Page and application data records:
((
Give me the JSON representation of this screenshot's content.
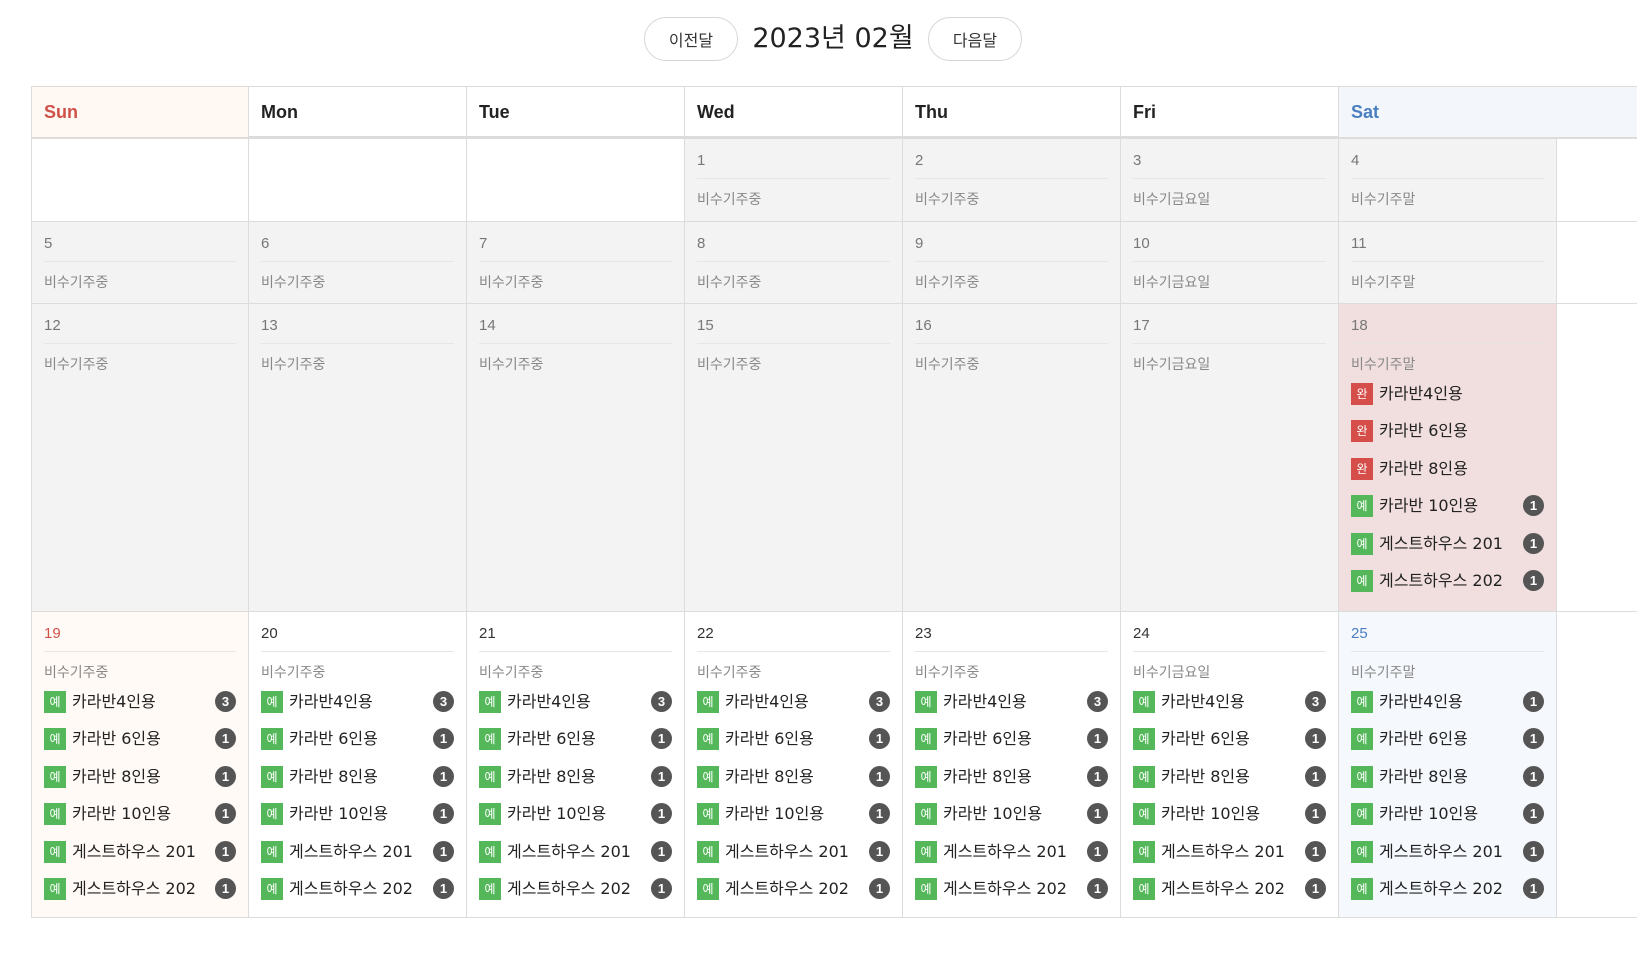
{
  "nav": {
    "prev_label": "이전달",
    "next_label": "다음달",
    "month_title": "2023년 02월"
  },
  "headers": [
    "Sun",
    "Mon",
    "Tue",
    "Wed",
    "Thu",
    "Fri",
    "Sat"
  ],
  "item_badges": {
    "available": "예",
    "full": "완"
  },
  "weeks": [
    {
      "days": [
        null,
        null,
        null,
        {
          "day": "1",
          "season": "비수기주중",
          "items": []
        },
        {
          "day": "2",
          "season": "비수기주중",
          "items": []
        },
        {
          "day": "3",
          "season": "비수기금요일",
          "items": []
        },
        {
          "day": "4",
          "season": "비수기주말",
          "items": []
        }
      ]
    },
    {
      "days": [
        {
          "day": "5",
          "season": "비수기주중",
          "items": []
        },
        {
          "day": "6",
          "season": "비수기주중",
          "items": []
        },
        {
          "day": "7",
          "season": "비수기주중",
          "items": []
        },
        {
          "day": "8",
          "season": "비수기주중",
          "items": []
        },
        {
          "day": "9",
          "season": "비수기주중",
          "items": []
        },
        {
          "day": "10",
          "season": "비수기금요일",
          "items": []
        },
        {
          "day": "11",
          "season": "비수기주말",
          "items": []
        }
      ]
    },
    {
      "days": [
        {
          "day": "12",
          "season": "비수기주중",
          "items": []
        },
        {
          "day": "13",
          "season": "비수기주중",
          "items": []
        },
        {
          "day": "14",
          "season": "비수기주중",
          "items": []
        },
        {
          "day": "15",
          "season": "비수기주중",
          "items": []
        },
        {
          "day": "16",
          "season": "비수기주중",
          "items": []
        },
        {
          "day": "17",
          "season": "비수기금요일",
          "items": []
        },
        {
          "day": "18",
          "season": "비수기주말",
          "items": [
            {
              "status": "full",
              "name": "카라반4인용",
              "count": ""
            },
            {
              "status": "full",
              "name": "카라반 6인용",
              "count": ""
            },
            {
              "status": "full",
              "name": "카라반 8인용",
              "count": ""
            },
            {
              "status": "available",
              "name": "카라반 10인용",
              "count": "1"
            },
            {
              "status": "available",
              "name": "게스트하우스 201",
              "count": "1"
            },
            {
              "status": "available",
              "name": "게스트하우스 202",
              "count": "1"
            }
          ]
        }
      ]
    },
    {
      "days": [
        {
          "day": "19",
          "season": "비수기주중",
          "items": [
            {
              "status": "available",
              "name": "카라반4인용",
              "count": "3"
            },
            {
              "status": "available",
              "name": "카라반 6인용",
              "count": "1"
            },
            {
              "status": "available",
              "name": "카라반 8인용",
              "count": "1"
            },
            {
              "status": "available",
              "name": "카라반 10인용",
              "count": "1"
            },
            {
              "status": "available",
              "name": "게스트하우스 201",
              "count": "1"
            },
            {
              "status": "available",
              "name": "게스트하우스 202",
              "count": "1"
            }
          ]
        },
        {
          "day": "20",
          "season": "비수기주중",
          "items": [
            {
              "status": "available",
              "name": "카라반4인용",
              "count": "3"
            },
            {
              "status": "available",
              "name": "카라반 6인용",
              "count": "1"
            },
            {
              "status": "available",
              "name": "카라반 8인용",
              "count": "1"
            },
            {
              "status": "available",
              "name": "카라반 10인용",
              "count": "1"
            },
            {
              "status": "available",
              "name": "게스트하우스 201",
              "count": "1"
            },
            {
              "status": "available",
              "name": "게스트하우스 202",
              "count": "1"
            }
          ]
        },
        {
          "day": "21",
          "season": "비수기주중",
          "items": [
            {
              "status": "available",
              "name": "카라반4인용",
              "count": "3"
            },
            {
              "status": "available",
              "name": "카라반 6인용",
              "count": "1"
            },
            {
              "status": "available",
              "name": "카라반 8인용",
              "count": "1"
            },
            {
              "status": "available",
              "name": "카라반 10인용",
              "count": "1"
            },
            {
              "status": "available",
              "name": "게스트하우스 201",
              "count": "1"
            },
            {
              "status": "available",
              "name": "게스트하우스 202",
              "count": "1"
            }
          ]
        },
        {
          "day": "22",
          "season": "비수기주중",
          "items": [
            {
              "status": "available",
              "name": "카라반4인용",
              "count": "3"
            },
            {
              "status": "available",
              "name": "카라반 6인용",
              "count": "1"
            },
            {
              "status": "available",
              "name": "카라반 8인용",
              "count": "1"
            },
            {
              "status": "available",
              "name": "카라반 10인용",
              "count": "1"
            },
            {
              "status": "available",
              "name": "게스트하우스 201",
              "count": "1"
            },
            {
              "status": "available",
              "name": "게스트하우스 202",
              "count": "1"
            }
          ]
        },
        {
          "day": "23",
          "season": "비수기주중",
          "items": [
            {
              "status": "available",
              "name": "카라반4인용",
              "count": "3"
            },
            {
              "status": "available",
              "name": "카라반 6인용",
              "count": "1"
            },
            {
              "status": "available",
              "name": "카라반 8인용",
              "count": "1"
            },
            {
              "status": "available",
              "name": "카라반 10인용",
              "count": "1"
            },
            {
              "status": "available",
              "name": "게스트하우스 201",
              "count": "1"
            },
            {
              "status": "available",
              "name": "게스트하우스 202",
              "count": "1"
            }
          ]
        },
        {
          "day": "24",
          "season": "비수기금요일",
          "items": [
            {
              "status": "available",
              "name": "카라반4인용",
              "count": "3"
            },
            {
              "status": "available",
              "name": "카라반 6인용",
              "count": "1"
            },
            {
              "status": "available",
              "name": "카라반 8인용",
              "count": "1"
            },
            {
              "status": "available",
              "name": "카라반 10인용",
              "count": "1"
            },
            {
              "status": "available",
              "name": "게스트하우스 201",
              "count": "1"
            },
            {
              "status": "available",
              "name": "게스트하우스 202",
              "count": "1"
            }
          ]
        },
        {
          "day": "25",
          "season": "비수기주말",
          "items": [
            {
              "status": "available",
              "name": "카라반4인용",
              "count": "1"
            },
            {
              "status": "available",
              "name": "카라반 6인용",
              "count": "1"
            },
            {
              "status": "available",
              "name": "카라반 8인용",
              "count": "1"
            },
            {
              "status": "available",
              "name": "카라반 10인용",
              "count": "1"
            },
            {
              "status": "available",
              "name": "게스트하우스 201",
              "count": "1"
            },
            {
              "status": "available",
              "name": "게스트하우스 202",
              "count": "1"
            }
          ]
        }
      ]
    }
  ],
  "colors": {
    "available_badge": "#54b85a",
    "full_badge": "#d64e4a",
    "sunday_text": "#d0504a",
    "saturday_text": "#4a7fc0",
    "selected_day_bg": "#f1dede",
    "past_day_bg": "#f3f3f3"
  }
}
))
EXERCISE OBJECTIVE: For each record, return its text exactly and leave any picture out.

SOLUTION TO THIS TASK:
Give me the JSON representation of this screenshot's content.
{
  "nav": {
    "prev_label": "이전달",
    "next_label": "다음달",
    "month_title": "2023년 02월"
  },
  "headers": [
    "Sun",
    "Mon",
    "Tue",
    "Wed",
    "Thu",
    "Fri",
    "Sat"
  ],
  "item_badges": {
    "available": "예",
    "full": "완"
  },
  "weeks": [
    {
      "days": [
        null,
        null,
        null,
        {
          "day": "1",
          "season": "비수기주중",
          "items": []
        },
        {
          "day": "2",
          "season": "비수기주중",
          "items": []
        },
        {
          "day": "3",
          "season": "비수기금요일",
          "items": []
        },
        {
          "day": "4",
          "season": "비수기주말",
          "items": []
        }
      ]
    },
    {
      "days": [
        {
          "day": "5",
          "season": "비수기주중",
          "items": []
        },
        {
          "day": "6",
          "season": "비수기주중",
          "items": []
        },
        {
          "day": "7",
          "season": "비수기주중",
          "items": []
        },
        {
          "day": "8",
          "season": "비수기주중",
          "items": []
        },
        {
          "day": "9",
          "season": "비수기주중",
          "items": []
        },
        {
          "day": "10",
          "season": "비수기금요일",
          "items": []
        },
        {
          "day": "11",
          "season": "비수기주말",
          "items": []
        }
      ]
    },
    {
      "days": [
        {
          "day": "12",
          "season": "비수기주중",
          "items": []
        },
        {
          "day": "13",
          "season": "비수기주중",
          "items": []
        },
        {
          "day": "14",
          "season": "비수기주중",
          "items": []
        },
        {
          "day": "15",
          "season": "비수기주중",
          "items": []
        },
        {
          "day": "16",
          "season": "비수기주중",
          "items": []
        },
        {
          "day": "17",
          "season": "비수기금요일",
          "items": []
        },
        {
          "day": "18",
          "season": "비수기주말",
          "items": [
            {
              "status": "full",
              "name": "카라반4인용",
              "count": ""
            },
            {
              "status": "full",
              "name": "카라반 6인용",
              "count": ""
            },
            {
              "status": "full",
              "name": "카라반 8인용",
              "count": ""
            },
            {
              "status": "available",
              "name": "카라반 10인용",
              "count": "1"
            },
            {
              "status": "available",
              "name": "게스트하우스 201",
              "count": "1"
            },
            {
              "status": "available",
              "name": "게스트하우스 202",
              "count": "1"
            }
          ]
        }
      ]
    },
    {
      "days": [
        {
          "day": "19",
          "season": "비수기주중",
          "items": [
            {
              "status": "available",
              "name": "카라반4인용",
              "count": "3"
            },
            {
              "status": "available",
              "name": "카라반 6인용",
              "count": "1"
            },
            {
              "status": "available",
              "name": "카라반 8인용",
              "count": "1"
            },
            {
              "status": "available",
              "name": "카라반 10인용",
              "count": "1"
            },
            {
              "status": "available",
              "name": "게스트하우스 201",
              "count": "1"
            },
            {
              "status": "available",
              "name": "게스트하우스 202",
              "count": "1"
            }
          ]
        },
        {
          "day": "20",
          "season": "비수기주중",
          "items": [
            {
              "status": "available",
              "name": "카라반4인용",
              "count": "3"
            },
            {
              "status": "available",
              "name": "카라반 6인용",
              "count": "1"
            },
            {
              "status": "available",
              "name": "카라반 8인용",
              "count": "1"
            },
            {
              "status": "available",
              "name": "카라반 10인용",
              "count": "1"
            },
            {
              "status": "available",
              "name": "게스트하우스 201",
              "count": "1"
            },
            {
              "status": "available",
              "name": "게스트하우스 202",
              "count": "1"
            }
          ]
        },
        {
          "day": "21",
          "season": "비수기주중",
          "items": [
            {
              "status": "available",
              "name": "카라반4인용",
              "count": "3"
            },
            {
              "status": "available",
              "name": "카라반 6인용",
              "count": "1"
            },
            {
              "status": "available",
              "name": "카라반 8인용",
              "count": "1"
            },
            {
              "status": "available",
              "name": "카라반 10인용",
              "count": "1"
            },
            {
              "status": "available",
              "name": "게스트하우스 201",
              "count": "1"
            },
            {
              "status": "available",
              "name": "게스트하우스 202",
              "count": "1"
            }
          ]
        },
        {
          "day": "22",
          "season": "비수기주중",
          "items": [
            {
              "status": "available",
              "name": "카라반4인용",
              "count": "3"
            },
            {
              "status": "available",
              "name": "카라반 6인용",
              "count": "1"
            },
            {
              "status": "available",
              "name": "카라반 8인용",
              "count": "1"
            },
            {
              "status": "available",
              "name": "카라반 10인용",
              "count": "1"
            },
            {
              "status": "available",
              "name": "게스트하우스 201",
              "count": "1"
            },
            {
              "status": "available",
              "name": "게스트하우스 202",
              "count": "1"
            }
          ]
        },
        {
          "day": "23",
          "season": "비수기주중",
          "items": [
            {
              "status": "available",
              "name": "카라반4인용",
              "count": "3"
            },
            {
              "status": "available",
              "name": "카라반 6인용",
              "count": "1"
            },
            {
              "status": "available",
              "name": "카라반 8인용",
              "count": "1"
            },
            {
              "status": "available",
              "name": "카라반 10인용",
              "count": "1"
            },
            {
              "status": "available",
              "name": "게스트하우스 201",
              "count": "1"
            },
            {
              "status": "available",
              "name": "게스트하우스 202",
              "count": "1"
            }
          ]
        },
        {
          "day": "24",
          "season": "비수기금요일",
          "items": [
            {
              "status": "available",
              "name": "카라반4인용",
              "count": "3"
            },
            {
              "status": "available",
              "name": "카라반 6인용",
              "count": "1"
            },
            {
              "status": "available",
              "name": "카라반 8인용",
              "count": "1"
            },
            {
              "status": "available",
              "name": "카라반 10인용",
              "count": "1"
            },
            {
              "status": "available",
              "name": "게스트하우스 201",
              "count": "1"
            },
            {
              "status": "available",
              "name": "게스트하우스 202",
              "count": "1"
            }
          ]
        },
        {
          "day": "25",
          "season": "비수기주말",
          "items": [
            {
              "status": "available",
              "name": "카라반4인용",
              "count": "1"
            },
            {
              "status": "available",
              "name": "카라반 6인용",
              "count": "1"
            },
            {
              "status": "available",
              "name": "카라반 8인용",
              "count": "1"
            },
            {
              "status": "available",
              "name": "카라반 10인용",
              "count": "1"
            },
            {
              "status": "available",
              "name": "게스트하우스 201",
              "count": "1"
            },
            {
              "status": "available",
              "name": "게스트하우스 202",
              "count": "1"
            }
          ]
        }
      ]
    }
  ],
  "colors": {
    "available_badge": "#54b85a",
    "full_badge": "#d64e4a",
    "sunday_text": "#d0504a",
    "saturday_text": "#4a7fc0",
    "selected_day_bg": "#f1dede",
    "past_day_bg": "#f3f3f3"
  }
}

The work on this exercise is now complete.